The Blog

Why Brits Still Don't Get the Irish

Comedy shows like,andhave all had British comedians mocking the Irish, normally on account of Dara O'Briain or some other 'Paddy' being present.

Toothless simpletons, feckless drunks, loll-lipped brutes, cock-eyed swindlers; Like many Irishmen I am acutely aware of the stereotypes made of the Irish. Produced in the Georgian era, popularised in the Victorian, and still accepted in the Edwardian, the Irish were (like Jews, Africans, Asians and Amerindians) viewed, amongst other things, as less than human, an ape-like species, which seemed only intent to bite the hand that fed it, as English newspapermen would have had their readers believe.

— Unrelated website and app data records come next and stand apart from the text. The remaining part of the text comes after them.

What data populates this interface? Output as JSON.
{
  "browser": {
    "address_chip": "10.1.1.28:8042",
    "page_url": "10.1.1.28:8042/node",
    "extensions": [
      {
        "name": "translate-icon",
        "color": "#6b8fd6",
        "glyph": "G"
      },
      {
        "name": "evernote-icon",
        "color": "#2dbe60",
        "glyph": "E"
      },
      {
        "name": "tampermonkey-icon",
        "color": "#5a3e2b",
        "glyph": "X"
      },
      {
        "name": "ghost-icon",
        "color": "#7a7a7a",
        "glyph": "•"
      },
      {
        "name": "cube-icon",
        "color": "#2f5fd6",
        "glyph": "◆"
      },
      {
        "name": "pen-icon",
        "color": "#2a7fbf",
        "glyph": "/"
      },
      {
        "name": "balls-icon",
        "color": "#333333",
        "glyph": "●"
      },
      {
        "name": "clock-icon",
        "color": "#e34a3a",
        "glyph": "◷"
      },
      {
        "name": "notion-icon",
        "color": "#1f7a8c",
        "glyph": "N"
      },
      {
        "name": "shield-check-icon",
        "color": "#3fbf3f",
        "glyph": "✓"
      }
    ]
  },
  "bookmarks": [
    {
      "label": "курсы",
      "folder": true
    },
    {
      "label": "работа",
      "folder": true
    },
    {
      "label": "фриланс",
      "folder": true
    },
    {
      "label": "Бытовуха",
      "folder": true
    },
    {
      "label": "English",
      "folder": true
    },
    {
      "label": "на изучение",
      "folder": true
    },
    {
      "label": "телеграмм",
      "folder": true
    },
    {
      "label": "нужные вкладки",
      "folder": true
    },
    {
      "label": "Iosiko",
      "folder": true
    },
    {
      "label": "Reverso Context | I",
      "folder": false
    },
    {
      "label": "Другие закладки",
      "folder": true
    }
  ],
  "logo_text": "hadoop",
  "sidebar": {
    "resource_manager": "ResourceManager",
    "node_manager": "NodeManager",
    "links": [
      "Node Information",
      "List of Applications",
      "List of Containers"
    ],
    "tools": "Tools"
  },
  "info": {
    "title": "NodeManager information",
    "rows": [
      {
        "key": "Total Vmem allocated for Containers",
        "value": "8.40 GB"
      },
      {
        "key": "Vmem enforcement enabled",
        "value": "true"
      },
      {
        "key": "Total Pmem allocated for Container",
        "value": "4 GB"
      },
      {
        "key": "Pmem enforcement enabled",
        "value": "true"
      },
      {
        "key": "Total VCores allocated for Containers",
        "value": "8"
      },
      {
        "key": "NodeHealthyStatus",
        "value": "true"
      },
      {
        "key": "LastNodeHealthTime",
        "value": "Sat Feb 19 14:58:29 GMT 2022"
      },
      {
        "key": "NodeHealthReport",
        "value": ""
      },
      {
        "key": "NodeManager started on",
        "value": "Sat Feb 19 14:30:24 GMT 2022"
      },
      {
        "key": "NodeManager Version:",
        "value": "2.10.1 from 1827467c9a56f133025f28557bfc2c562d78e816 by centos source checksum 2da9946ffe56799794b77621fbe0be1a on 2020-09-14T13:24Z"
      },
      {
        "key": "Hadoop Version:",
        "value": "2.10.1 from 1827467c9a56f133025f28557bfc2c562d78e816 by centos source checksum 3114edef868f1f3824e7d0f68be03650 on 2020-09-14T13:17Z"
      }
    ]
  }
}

Now I believe that most Irish would oblige me when I say that most British either ignore or are ignorant of such superannuated stereotypes, as one would expect of a mostly tolerant, and an increasingly diverse society. But a slight twitch of the nose and you can get a whiff, ever so slight that hangs low and lingers long after the street's been swept clear of the grit and grime of the night before.

In the past year Olympian Daley Thompson and Iceland CEO Malcolm Walker mocked the Irish to some opprobrium (although both did apologise). But it's not just slips of the tongue (or in Julie Burchill's hate-filled columns) where negative Irish stereotypes are publicly perpetuated (and without any touch or irony).

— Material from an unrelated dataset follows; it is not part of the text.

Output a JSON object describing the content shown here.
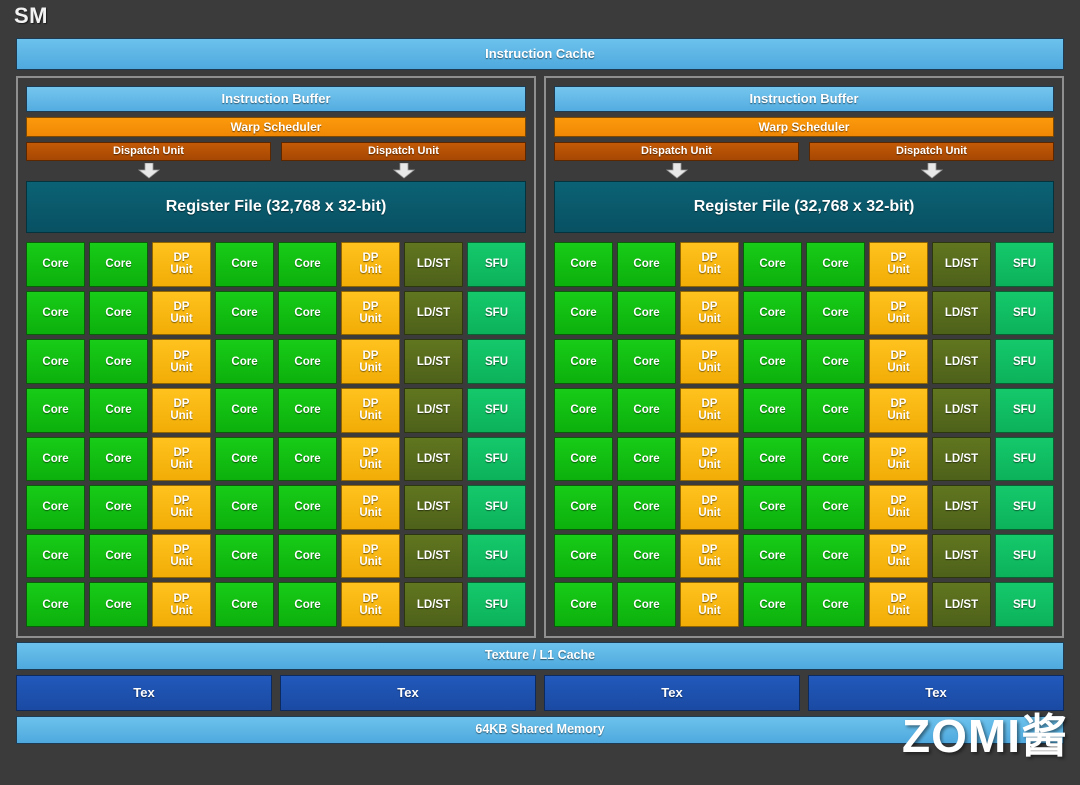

Comedy shows like Mock the Week, Live at the Apollo and Eight Out of 10 Cats have all had British comedians mocking the Irish, normally on account of Dara O'Briain or some other 'Paddy' being present. For the most part the jokes are relatively inoffensive, and, for the most part, tired and lazy (I expect some started out in life as jokes about Pakistanis or Jamaicans). But now and then they can straddle the line in ways in which I think they'd dare not with other nationalities.

In one episode, albeit an old one, of Live at the Apollo the English comedian Jack Dee told jokes about the Irish that had no inbuilt irony (no subtext for moral justification), but rather just mocked the Irish as stupid and shady.

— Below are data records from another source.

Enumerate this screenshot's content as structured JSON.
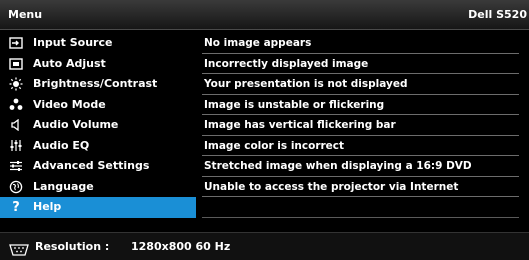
{
  "header": {
    "title": "Menu",
    "model": "Dell S520"
  },
  "menu": {
    "items": [
      {
        "label": "Input Source",
        "icon": "input-source-icon"
      },
      {
        "label": "Auto Adjust",
        "icon": "auto-adjust-icon"
      },
      {
        "label": "Brightness/Contrast",
        "icon": "brightness-icon"
      },
      {
        "label": "Video Mode",
        "icon": "video-mode-icon"
      },
      {
        "label": "Audio Volume",
        "icon": "speaker-icon"
      },
      {
        "label": "Audio EQ",
        "icon": "equalizer-icon"
      },
      {
        "label": "Advanced Settings",
        "icon": "advanced-settings-icon"
      },
      {
        "label": "Language",
        "icon": "globe-icon"
      },
      {
        "label": "Help",
        "icon": "question-icon",
        "selected": true
      }
    ]
  },
  "help_topics": [
    "No image appears",
    "Incorrectly displayed image",
    "Your presentation is not displayed",
    "Image is unstable or flickering",
    "Image has vertical flickering bar",
    "Image color is incorrect",
    "Stretched image when displaying a 16:9 DVD",
    "Unable to access the projector via Internet",
    "",
    ""
  ],
  "footer": {
    "resolution_label": "Resolution :",
    "resolution_value": "1280x800 60 Hz"
  },
  "colors": {
    "accent": "#1a8fd6",
    "background": "#000000",
    "text": "#ffffff"
  }
}
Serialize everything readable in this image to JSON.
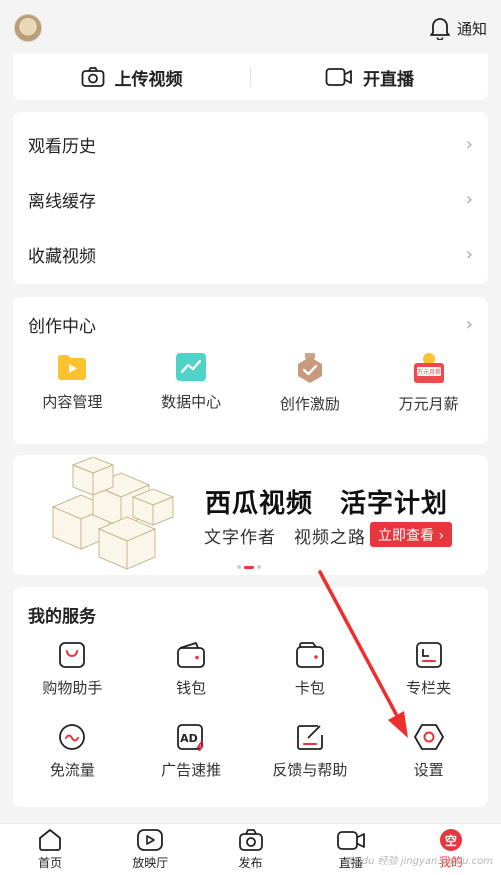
{
  "top": {
    "notify_label": "通知"
  },
  "upload": {
    "upload_label": "上传视频",
    "live_label": "开直播"
  },
  "history": {
    "items": [
      {
        "label": "观看历史"
      },
      {
        "label": "离线缓存"
      },
      {
        "label": "收藏视频"
      }
    ]
  },
  "create": {
    "title": "创作中心",
    "items": [
      {
        "label": "内容管理"
      },
      {
        "label": "数据中心"
      },
      {
        "label": "创作激励"
      },
      {
        "label": "万元月薪"
      }
    ],
    "salary_icon_text": "万元月薪"
  },
  "banner": {
    "title": "西瓜视频　活字计划",
    "subtitle": "文字作者　视频之路",
    "button": "立即查看 ›"
  },
  "services": {
    "title": "我的服务",
    "items": [
      {
        "label": "购物助手"
      },
      {
        "label": "钱包"
      },
      {
        "label": "卡包"
      },
      {
        "label": "专栏夹"
      },
      {
        "label": "免流量"
      },
      {
        "label": "广告速推"
      },
      {
        "label": "反馈与帮助"
      },
      {
        "label": "设置"
      }
    ],
    "ad_icon_text": "AD"
  },
  "tabs": [
    {
      "label": "首页"
    },
    {
      "label": "放映厅"
    },
    {
      "label": "发布"
    },
    {
      "label": "直播"
    },
    {
      "label": "我的"
    }
  ],
  "me_badge_text": "空",
  "watermark": "Baidu 经验 jingyan.baidu.com",
  "colors": {
    "accent": "#e8363f",
    "background": "#f4f4f4"
  }
}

Personally I didn't take much offence, nor did I assume did many other Irish, given there was no controversy afterward. But I felt it did beg a question: Would Jack Dee told the same jokes if they were about Pakistanis or Jamaicans? I dare say probably not, unless of course he was trying to invoke the spirit of Bernard Manning. And so begs another question: Why are the Irish such fair game?

There are two mains reasons why. First, it is in part due to the Irish having quite a dark, often macabre sense of humour, which often expresses itself in self deprecation. The Irish laugh at themselves quite a lot, it's considered quite becoming, and thus aren't as likely to be as offended at jokes at their expense. But a thick Irish skin doesn't excuse what often amounts to casual xenophobia.

The second reason is that many Britons don't quite figure Irish history to be that different from their own. It is. Britain and Ireland aren't on the same side of history (even if one-in-six Britons are of Irish descent). Without wishing to sound too much like some whisker-chinned republican, the Irish are the imposed upon, the ruled; the British, the imposers, the rulers. The British, in historical terms, are more aligned with the French and the Germans; the Irish with the Poles and the Jews. British identity is not informed by signs and adverts that read 'No British need apply'. And thus reason enough for a moment of arrest for a British comedian considering the subject of the Irish.

Whether we are conscious of it or not, history and its legacies determine comedy. History affords some comedians greater exception and excuse than others. Three hundred years of slavery and one hundred years of institutional racism affords Chris Rock more exception than white American comedians. Joan Rivers can joke about the Germans and the Holocaust on account of her Judaism. Who they are contextualises their comedy. Who they are determines where the line is.

There's something subversive, something slightly ironic, and hence something funny in the little guy having a pop at the big guy. There's a suitable subtext. Invert it and it invariably seems like bullying, particularly when you consider their plight and persecution, past and present. It's why the presenters of Top Gear can get away with cheap jokes about Americans, Australians, and the French, and not Mexicans (although Mexico was, unlike Ireland, an imperial power). Yes, it may be a bit of a double standard, but that's the price of an imperial past.

So the Irish aren't really such fair game. Although that's not to say they're off-limits, they're not (no one is). But still British comedians could do well to remember the Irish and their history before giving into cliché and the lowest common denominator.